If there's anyone you can trust to call out bullsh*t on Twitter, it's J.K. Rowling. In her most recent act of perfection, J.K. Rowling clapped back on Twitter at a mansplainer who felt the need to explain what a book is to an author. Yes, you read that right. A woman who wrote a book was mansplained about what a book is. Someone hold my poodle, I'm about to lose it. This woman was just trying be excited and proud about her book like she has every right to be, and a guy just had to come in to try and ruin it with some textbook mansplaining. Twitter user/author Laura Kalbag tweeted,

If you missed it: I've written a book! It's coming out very soon, sign up to get it first

To which Twitter user Erik Spikermann replied, completely unprompted,

Actually, you wrote a text. It took a few other people & skills to make that into a book.
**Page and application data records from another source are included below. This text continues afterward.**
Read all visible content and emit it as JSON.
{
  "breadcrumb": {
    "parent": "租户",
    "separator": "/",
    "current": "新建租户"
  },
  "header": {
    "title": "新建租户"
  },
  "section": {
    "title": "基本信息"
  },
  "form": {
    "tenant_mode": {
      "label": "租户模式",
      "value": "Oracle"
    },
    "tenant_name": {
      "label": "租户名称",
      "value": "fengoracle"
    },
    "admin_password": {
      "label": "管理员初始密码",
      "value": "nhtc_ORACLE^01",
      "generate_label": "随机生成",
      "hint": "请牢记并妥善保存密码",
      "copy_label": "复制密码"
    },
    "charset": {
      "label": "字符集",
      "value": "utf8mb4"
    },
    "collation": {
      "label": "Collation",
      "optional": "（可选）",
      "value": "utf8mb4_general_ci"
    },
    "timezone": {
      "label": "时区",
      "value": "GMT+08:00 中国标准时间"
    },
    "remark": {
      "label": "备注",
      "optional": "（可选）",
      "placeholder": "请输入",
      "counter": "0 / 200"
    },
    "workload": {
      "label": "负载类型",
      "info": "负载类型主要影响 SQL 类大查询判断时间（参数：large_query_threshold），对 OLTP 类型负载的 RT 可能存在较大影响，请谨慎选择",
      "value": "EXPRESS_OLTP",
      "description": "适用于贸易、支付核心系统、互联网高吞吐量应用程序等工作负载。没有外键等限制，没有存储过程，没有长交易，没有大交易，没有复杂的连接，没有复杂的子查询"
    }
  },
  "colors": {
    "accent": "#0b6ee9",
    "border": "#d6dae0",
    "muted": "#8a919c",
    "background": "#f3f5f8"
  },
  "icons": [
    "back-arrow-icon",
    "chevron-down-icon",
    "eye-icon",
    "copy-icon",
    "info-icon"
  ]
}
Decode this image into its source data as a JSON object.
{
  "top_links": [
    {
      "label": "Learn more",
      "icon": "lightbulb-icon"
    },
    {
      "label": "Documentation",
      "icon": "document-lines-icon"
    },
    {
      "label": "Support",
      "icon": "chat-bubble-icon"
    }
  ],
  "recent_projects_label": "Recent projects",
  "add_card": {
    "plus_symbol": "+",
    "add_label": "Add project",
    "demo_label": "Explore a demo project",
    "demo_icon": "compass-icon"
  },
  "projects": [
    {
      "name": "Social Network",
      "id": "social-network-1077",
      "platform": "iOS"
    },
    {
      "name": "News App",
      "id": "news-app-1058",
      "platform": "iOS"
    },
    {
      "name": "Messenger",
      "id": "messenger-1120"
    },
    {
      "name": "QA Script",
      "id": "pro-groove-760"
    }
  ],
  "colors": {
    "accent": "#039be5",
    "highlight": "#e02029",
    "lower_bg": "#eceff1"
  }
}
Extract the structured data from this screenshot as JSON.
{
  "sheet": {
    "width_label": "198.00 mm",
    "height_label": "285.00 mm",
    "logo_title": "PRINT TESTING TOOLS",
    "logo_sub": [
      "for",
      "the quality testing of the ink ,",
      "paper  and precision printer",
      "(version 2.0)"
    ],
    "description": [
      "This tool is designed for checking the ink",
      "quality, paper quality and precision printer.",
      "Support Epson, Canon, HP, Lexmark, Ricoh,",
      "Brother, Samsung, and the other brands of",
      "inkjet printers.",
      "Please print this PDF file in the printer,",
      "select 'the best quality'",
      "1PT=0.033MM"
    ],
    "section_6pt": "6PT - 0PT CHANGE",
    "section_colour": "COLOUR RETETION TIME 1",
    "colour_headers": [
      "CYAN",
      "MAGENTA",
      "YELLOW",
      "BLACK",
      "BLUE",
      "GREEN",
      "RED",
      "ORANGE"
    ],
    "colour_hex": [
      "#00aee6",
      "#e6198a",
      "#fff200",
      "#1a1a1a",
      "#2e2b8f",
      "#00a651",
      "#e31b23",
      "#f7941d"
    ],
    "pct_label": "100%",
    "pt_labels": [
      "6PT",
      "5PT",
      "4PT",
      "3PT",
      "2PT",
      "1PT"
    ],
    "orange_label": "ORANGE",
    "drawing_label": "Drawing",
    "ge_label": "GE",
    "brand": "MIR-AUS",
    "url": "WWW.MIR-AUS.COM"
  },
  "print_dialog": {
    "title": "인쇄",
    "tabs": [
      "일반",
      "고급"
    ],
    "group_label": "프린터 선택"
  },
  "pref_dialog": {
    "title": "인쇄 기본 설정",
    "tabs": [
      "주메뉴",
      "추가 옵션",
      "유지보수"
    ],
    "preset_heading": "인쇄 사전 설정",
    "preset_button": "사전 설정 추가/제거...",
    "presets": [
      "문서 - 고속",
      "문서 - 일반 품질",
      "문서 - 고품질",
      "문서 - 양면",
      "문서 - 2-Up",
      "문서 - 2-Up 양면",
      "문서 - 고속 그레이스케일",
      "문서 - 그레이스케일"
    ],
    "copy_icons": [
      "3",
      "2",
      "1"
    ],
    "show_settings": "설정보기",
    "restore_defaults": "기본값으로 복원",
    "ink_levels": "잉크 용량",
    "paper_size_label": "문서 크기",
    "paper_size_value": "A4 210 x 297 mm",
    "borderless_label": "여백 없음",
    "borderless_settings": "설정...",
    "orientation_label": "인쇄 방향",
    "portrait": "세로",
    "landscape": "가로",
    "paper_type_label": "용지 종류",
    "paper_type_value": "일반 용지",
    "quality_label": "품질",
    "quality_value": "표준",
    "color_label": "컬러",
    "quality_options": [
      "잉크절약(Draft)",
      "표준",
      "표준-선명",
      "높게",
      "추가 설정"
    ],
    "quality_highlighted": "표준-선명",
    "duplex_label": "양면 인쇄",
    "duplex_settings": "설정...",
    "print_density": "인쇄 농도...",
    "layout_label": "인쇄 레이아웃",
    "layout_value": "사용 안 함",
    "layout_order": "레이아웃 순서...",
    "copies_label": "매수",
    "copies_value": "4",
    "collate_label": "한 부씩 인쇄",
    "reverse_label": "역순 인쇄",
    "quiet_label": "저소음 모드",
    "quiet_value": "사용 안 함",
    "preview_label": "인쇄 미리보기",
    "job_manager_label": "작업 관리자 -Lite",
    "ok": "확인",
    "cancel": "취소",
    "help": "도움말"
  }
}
That "actually." I can't. I don't think my eyes can roll farther back in my head. Twitter user Laura Reich quoted the tweet and said what all of us ladies are thinking:

this tweet is such a breathtakingly perfect textbook ACTUALLY that I'm almost impressed

Honestly, same. I am impressed by how clearly I could hear that "actually" in my head. In case you didn't know, mansplaining is when men try to explain things to women that they apparently think we don't already understand. These explanations usually come in a condescending tone (although this isn't always the case, mansplaining can be sneaky), and it makes women feel as if their credibility is being questioned based on the sole fact that they are women. This is made worse on the internet and happens a lot on Twitter.

Case in point: A woman tweets about a book she wrote, and a man she probably doesn't know tells her she didn't actually write a book. (She did.) But never fear, J.K. Rowling came in to save the day like the hero she is. Rowling tweeted at Kalbag and said,

Congratulations on writing your first book, Laura. Other people edited, copyedited, proofread, printed and bound it. You wrote. Be proud x

Yes, J.K.! You uplift that woman! Spikermann and Reich were also in the chain, so they no doubt saw Rowling's tweet. Kalbag responded, "Thank you, that really means a lot." If J.K. Rowling ever tweeted at me, I think (read: I know) I would faint. So props to Kalbag for keeping her cool (on Twitter, at least). Kalbag's book is called Accessibility for Everyone, and according to Kalbag's website, it's all about making the internet user-friendly for as many people as possible. The description of the book on her website says,

In case you've not heard of web accessibility (you wouldn't be the first!), web accessibility is the degree to which a website is usable by as many people as possible. A lot of material around accessibility focus on making websites usable by people with different types of disabilities and impairments, but designing inclusively for a wide range of needs will generally make websites more usable for everyone. There is a huge wealth of information about accessibility from accessibility experts on the web. But where do you start? This is why I wrote Accessibility For Everyone. I want to help you learn the foundations of accessibility, and point you in the direction of the accessibility experts I learn from so we can keep making the web better.

It sounds like a wonderful and very timely book. Spiekermann is apparently a well-known German typographer, so that would explain why he had an interest in Kalbag's tweet, as his trade is to be involved in every step of the book-making process, according to his Twitter. But even with that context, it wasn't necessary to rain of the first-time author's parade by getting picky over the tiny details. At the end of the day, the work the copyeditors, proofreaders, and anyone else who worked on the book did wouldn't have been able to do their jobs had it not been for Kalbag's "text." Other people called out the mansplainer for his tweet, and it's (kind of) restoring my faith in the world. But Spiekermann really didn't seem to get it.

Spiekermann responded to the backlash in a tweet that said,

Ok, everybody, I wrote a bad tweet with a bad choice of words at the wrong time. Will never do click 'send' so quickly again. Sorry, Laura!

Hopefully the next time this guy thinks about correcting a first-time author on a book that took her three years to complete, he'll just let her live. Congratulations on your book, Laura!